Start of Dataset records
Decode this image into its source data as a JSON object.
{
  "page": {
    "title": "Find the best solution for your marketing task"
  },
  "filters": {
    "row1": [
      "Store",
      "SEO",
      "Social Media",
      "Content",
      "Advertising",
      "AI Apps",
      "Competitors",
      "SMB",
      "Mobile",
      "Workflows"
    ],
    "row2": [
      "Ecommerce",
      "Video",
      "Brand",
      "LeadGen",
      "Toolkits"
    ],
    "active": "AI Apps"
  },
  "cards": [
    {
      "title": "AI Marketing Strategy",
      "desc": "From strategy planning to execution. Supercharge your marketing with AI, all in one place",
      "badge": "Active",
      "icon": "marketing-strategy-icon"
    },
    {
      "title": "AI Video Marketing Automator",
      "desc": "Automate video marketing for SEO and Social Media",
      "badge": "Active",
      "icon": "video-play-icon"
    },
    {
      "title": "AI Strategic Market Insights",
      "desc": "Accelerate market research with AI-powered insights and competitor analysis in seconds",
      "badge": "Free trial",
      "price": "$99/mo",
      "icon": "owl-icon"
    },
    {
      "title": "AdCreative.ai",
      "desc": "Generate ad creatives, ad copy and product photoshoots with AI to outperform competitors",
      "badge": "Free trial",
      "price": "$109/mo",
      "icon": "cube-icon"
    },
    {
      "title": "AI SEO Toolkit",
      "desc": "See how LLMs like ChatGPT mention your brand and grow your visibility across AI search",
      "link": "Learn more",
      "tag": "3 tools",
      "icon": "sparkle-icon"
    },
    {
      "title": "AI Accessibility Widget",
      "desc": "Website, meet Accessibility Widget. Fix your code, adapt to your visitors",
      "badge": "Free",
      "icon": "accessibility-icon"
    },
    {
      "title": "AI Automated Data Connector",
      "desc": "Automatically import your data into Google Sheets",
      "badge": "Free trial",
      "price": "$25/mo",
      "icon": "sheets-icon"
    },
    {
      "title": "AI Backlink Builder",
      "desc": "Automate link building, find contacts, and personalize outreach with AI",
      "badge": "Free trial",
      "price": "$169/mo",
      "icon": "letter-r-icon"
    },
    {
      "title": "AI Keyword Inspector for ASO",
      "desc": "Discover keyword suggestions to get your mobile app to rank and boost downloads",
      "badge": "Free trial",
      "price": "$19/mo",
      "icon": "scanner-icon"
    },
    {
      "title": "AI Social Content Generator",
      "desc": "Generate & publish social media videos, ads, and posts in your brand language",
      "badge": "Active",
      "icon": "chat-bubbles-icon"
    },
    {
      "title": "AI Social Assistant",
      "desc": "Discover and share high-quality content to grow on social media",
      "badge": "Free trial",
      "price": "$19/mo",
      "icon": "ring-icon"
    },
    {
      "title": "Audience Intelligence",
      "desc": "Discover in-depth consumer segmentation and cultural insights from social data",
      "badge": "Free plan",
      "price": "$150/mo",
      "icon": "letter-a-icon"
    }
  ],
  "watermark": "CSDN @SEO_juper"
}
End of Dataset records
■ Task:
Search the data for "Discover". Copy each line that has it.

■ Answer:
      "desc": "Discover keyword suggestions to get your mobile app to rank and boost downloads",
      "desc": "Discover and share high-quality content to grow on social media",
      "desc": "Discover in-depth consumer segmentation and cultural insights from social data",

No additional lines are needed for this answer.